CEST has a bad reputation. Only 20% of contractors consider it fair and 75% believe third party tools are fairer to the extent that 86% would pay for their client to use one instead ( stats). But actually 52% of determinations using CEST are deemed outside, only 29% are inside and 19% are ruled ‘undetermined’.

It shows that CEST can work in favour of contractors provided there is clarity on what constitutes being ‘outside IR35’ in the first place.

Advisory approach: If working practices are sound then there is no need to ban contractors from the labour supply chain. Anyone involved in the procurement process should remember that CEST is a starting point and though it will be used by HMRC to build a legal case, it’s fine to use a third party tool to help validate things further.

Verdict: With more clarity, CEST could work well to help businesses navigate the rules.

IR35 is another needless burden at this time

Lucy Cohen, co-founder, Mazuma

IR35 status is notoriously difficult to determine. Even HMRC get it wrong, having lost more tribunals on the case than they’ve won in recent years. So it’s quite the burden for employers to bear. Ultimately, HMRC are concerned about recovering tax and National Insurance and even though a ‘light touch’ approach has been promised, they’ll have little sympathy for companies who they don’t consider have made enough effort.

Delaying things by another year doesn’t seem to have made people more prepared, especially because of other major events such as Brexit and the COVID-19 pandemic. Right now, this a just another burden placed onto businesses which they simply don’t need.

Advisory approach: Encourage clients to prepare.

Verdict: With the pandemic still raging, the timing is still wrong for most businesses.

The information still isn’t clear

Dan Stopp, UK Accounting Manager at Bokio

The primary issue with IR35 guidance remains the lack of clear and definitive information regarding what the implications of these rules are, and who exactly they concern.

For instance, although the preliminary legislation implies that the liability for any unpaid PAYE and NIC lies with the client or the party closest to them in the supply chain – which is ambiguous in itself – it fails to outline the circumstances under which it is appropriate for HMRC to pursue and penalise the offending party.

Controversially, upon determining employment status, the CEST tool does not take Mutuality of Obligation (MoO) into account. In short, MoO refers to an employer’s obligation to delegate work, and an employee’s obligation to complete it. Given its historic and widespread use in tax and employment tribunals, HMRC’s decision to omit this key factor remains a major topic of confusion and frustration.

Nevertheless, HMRC defends its decision, claiming that all contracts have mutuality included or else they would not exist.

Advisory approach: Having lost a number of IR35 tribunal cases, the government’s credibility and judgement of their own tax legislation are increasingly being called into question. To help avoid unpredictable legal battles in the future, HMRC must provide all parties with clear and stable regulation, which one could argue is still lacking, even with the CEST tool.
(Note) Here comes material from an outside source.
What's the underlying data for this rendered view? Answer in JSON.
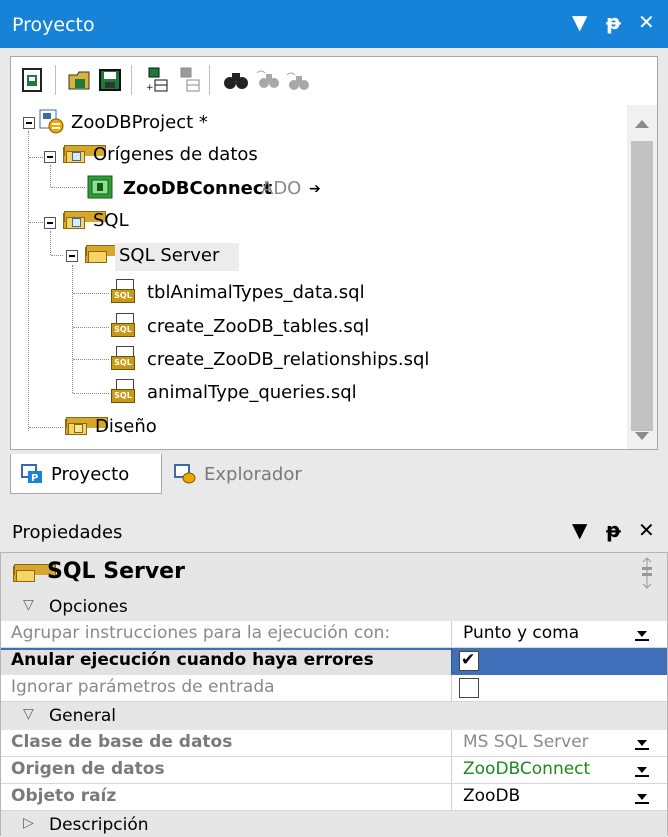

Verdict: The clarity isn’t there – the IR35 changes will continue to be controversial.

CEST results are too subjective

Christina Nawrocki, Managing Partner at Wellers:

The main issue with the CEST tool is that it can be subjective, and because every question works towards the end result, answering one question incorrectly could change your end result. As we know, HMRC says that it will not accept the result as a definitive conclusion as it’s dependant on how you answer the questions. This creates a lot of uncertainty about the tool, nothing new but still evident.

Advisory approach: It’s now the responsibility of the engager rather than the worker to make the determination. We are seeing them send out questionnaires, like the CEST tool. We are also seeing engagers involve a third party to manage the processes, it’s time heavy and a burden on business.

Verdict: The uncertainty is still present, making it very tricky for businesses to make determinations.

Mark Rowland is a journalist and former editor of Accounting Technician and 20 magazine.

Related articles